_Work task_: Find the line holding "Extract the structured" in the entries below. Give it again exactly, along with every line after it up to and including the line holding "Read all visible content and emit it as JSON.".

** Extracted data follows **

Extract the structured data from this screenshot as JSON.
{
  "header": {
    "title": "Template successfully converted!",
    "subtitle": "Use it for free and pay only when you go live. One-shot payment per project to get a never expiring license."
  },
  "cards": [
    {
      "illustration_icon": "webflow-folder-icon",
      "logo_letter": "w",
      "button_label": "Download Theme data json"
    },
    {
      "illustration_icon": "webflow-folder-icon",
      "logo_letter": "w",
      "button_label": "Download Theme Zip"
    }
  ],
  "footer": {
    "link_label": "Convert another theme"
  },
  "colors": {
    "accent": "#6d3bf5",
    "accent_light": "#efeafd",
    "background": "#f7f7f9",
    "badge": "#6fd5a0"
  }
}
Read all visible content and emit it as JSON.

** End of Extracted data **
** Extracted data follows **

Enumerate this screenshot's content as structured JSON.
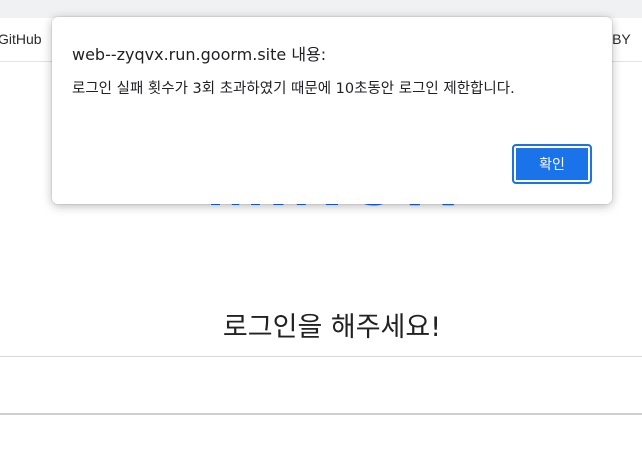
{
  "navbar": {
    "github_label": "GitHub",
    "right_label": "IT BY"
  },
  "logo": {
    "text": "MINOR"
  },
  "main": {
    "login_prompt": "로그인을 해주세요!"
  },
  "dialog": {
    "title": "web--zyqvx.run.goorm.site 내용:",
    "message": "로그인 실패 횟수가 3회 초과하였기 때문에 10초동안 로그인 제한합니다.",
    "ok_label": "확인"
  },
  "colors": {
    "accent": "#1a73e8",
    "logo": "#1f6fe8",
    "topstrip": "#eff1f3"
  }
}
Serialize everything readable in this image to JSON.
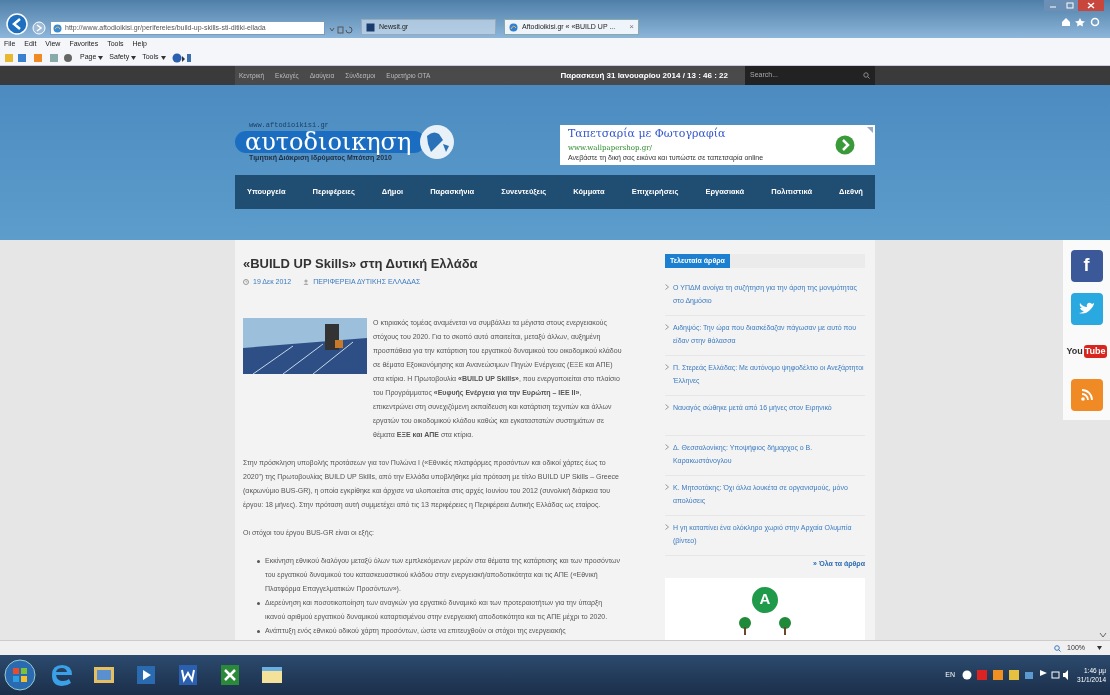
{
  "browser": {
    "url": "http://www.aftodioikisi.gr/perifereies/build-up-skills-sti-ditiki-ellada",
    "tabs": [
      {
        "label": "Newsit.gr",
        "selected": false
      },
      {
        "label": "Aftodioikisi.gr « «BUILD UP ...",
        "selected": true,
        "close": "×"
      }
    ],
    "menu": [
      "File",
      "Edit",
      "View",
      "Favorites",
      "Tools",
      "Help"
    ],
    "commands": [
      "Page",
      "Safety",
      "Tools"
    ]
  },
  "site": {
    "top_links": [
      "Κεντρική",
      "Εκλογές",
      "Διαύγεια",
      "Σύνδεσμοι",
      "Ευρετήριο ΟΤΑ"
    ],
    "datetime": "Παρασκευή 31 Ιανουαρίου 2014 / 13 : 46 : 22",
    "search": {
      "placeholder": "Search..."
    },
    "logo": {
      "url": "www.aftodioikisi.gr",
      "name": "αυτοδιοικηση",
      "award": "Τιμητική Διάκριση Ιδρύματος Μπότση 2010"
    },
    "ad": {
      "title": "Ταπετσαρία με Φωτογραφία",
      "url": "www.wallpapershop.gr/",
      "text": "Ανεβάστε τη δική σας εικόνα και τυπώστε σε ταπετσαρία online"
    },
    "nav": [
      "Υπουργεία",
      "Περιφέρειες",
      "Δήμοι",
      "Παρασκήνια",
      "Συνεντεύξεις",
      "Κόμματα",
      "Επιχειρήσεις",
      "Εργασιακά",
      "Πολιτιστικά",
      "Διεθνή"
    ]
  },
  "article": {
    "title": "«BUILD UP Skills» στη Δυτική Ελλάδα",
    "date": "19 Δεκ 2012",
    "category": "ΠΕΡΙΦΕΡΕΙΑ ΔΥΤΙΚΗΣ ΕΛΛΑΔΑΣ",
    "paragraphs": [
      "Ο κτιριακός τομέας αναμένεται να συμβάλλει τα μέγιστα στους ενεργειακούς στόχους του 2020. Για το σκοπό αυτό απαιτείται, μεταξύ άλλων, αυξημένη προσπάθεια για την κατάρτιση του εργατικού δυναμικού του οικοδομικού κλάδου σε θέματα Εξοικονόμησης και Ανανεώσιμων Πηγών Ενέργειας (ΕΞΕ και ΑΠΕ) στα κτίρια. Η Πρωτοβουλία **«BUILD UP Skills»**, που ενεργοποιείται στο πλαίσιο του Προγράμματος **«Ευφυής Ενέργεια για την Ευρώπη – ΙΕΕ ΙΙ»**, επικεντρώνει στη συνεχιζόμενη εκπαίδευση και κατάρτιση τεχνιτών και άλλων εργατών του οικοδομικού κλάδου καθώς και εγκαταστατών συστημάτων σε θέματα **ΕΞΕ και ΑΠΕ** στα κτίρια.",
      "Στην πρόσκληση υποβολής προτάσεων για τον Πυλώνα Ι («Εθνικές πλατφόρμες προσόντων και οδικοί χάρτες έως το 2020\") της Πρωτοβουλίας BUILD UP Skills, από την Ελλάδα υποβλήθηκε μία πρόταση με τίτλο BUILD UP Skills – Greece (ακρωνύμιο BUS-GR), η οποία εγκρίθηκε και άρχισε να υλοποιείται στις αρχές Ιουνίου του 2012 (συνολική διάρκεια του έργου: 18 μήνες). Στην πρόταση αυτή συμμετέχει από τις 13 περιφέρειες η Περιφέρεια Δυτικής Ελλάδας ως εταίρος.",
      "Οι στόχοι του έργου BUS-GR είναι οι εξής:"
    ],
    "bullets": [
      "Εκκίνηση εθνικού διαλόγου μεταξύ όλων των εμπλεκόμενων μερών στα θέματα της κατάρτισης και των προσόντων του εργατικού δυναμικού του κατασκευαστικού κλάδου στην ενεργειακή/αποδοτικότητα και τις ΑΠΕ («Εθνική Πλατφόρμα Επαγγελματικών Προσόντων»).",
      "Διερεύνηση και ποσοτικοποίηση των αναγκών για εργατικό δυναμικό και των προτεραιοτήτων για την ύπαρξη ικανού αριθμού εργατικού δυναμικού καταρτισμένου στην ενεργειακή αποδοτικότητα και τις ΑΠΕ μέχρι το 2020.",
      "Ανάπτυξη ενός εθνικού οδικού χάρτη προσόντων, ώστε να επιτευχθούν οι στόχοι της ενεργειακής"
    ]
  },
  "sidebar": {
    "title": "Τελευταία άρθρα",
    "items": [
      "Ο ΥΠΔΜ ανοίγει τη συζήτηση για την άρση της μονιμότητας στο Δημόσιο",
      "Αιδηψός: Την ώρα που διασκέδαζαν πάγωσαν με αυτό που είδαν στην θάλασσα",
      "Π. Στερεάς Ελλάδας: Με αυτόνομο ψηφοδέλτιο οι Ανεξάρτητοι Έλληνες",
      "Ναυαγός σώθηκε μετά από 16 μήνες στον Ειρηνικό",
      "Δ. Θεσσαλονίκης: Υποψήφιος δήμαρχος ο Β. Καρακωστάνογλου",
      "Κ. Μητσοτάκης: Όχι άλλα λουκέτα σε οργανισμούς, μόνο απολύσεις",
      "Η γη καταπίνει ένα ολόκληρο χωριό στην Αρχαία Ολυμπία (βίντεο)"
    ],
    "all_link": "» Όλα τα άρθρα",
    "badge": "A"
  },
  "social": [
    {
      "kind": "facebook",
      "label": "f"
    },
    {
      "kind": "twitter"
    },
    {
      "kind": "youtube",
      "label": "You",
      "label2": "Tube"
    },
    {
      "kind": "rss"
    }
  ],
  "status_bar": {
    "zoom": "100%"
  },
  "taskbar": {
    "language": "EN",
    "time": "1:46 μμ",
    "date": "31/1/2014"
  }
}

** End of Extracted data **

_Task solution_:
Extract the structured data from this screenshot as JSON.
{
  "header": {
    "title": "Template successfully converted!",
    "subtitle": "Use it for free and pay only when you go live. One-shot payment per project to get a never expiring license."
  },
  "cards": [
    {
      "illustration_icon": "webflow-folder-icon",
      "logo_letter": "w",
      "button_label": "Download Theme data json"
    },
    {
      "illustration_icon": "webflow-folder-icon",
      "logo_letter": "w",
      "button_label": "Download Theme Zip"
    }
  ],
  "footer": {
    "link_label": "Convert another theme"
  },
  "colors": {
    "accent": "#6d3bf5",
    "accent_light": "#efeafd",
    "background": "#f7f7f9",
    "badge": "#6fd5a0"
  }
}
Read all visible content and emit it as JSON.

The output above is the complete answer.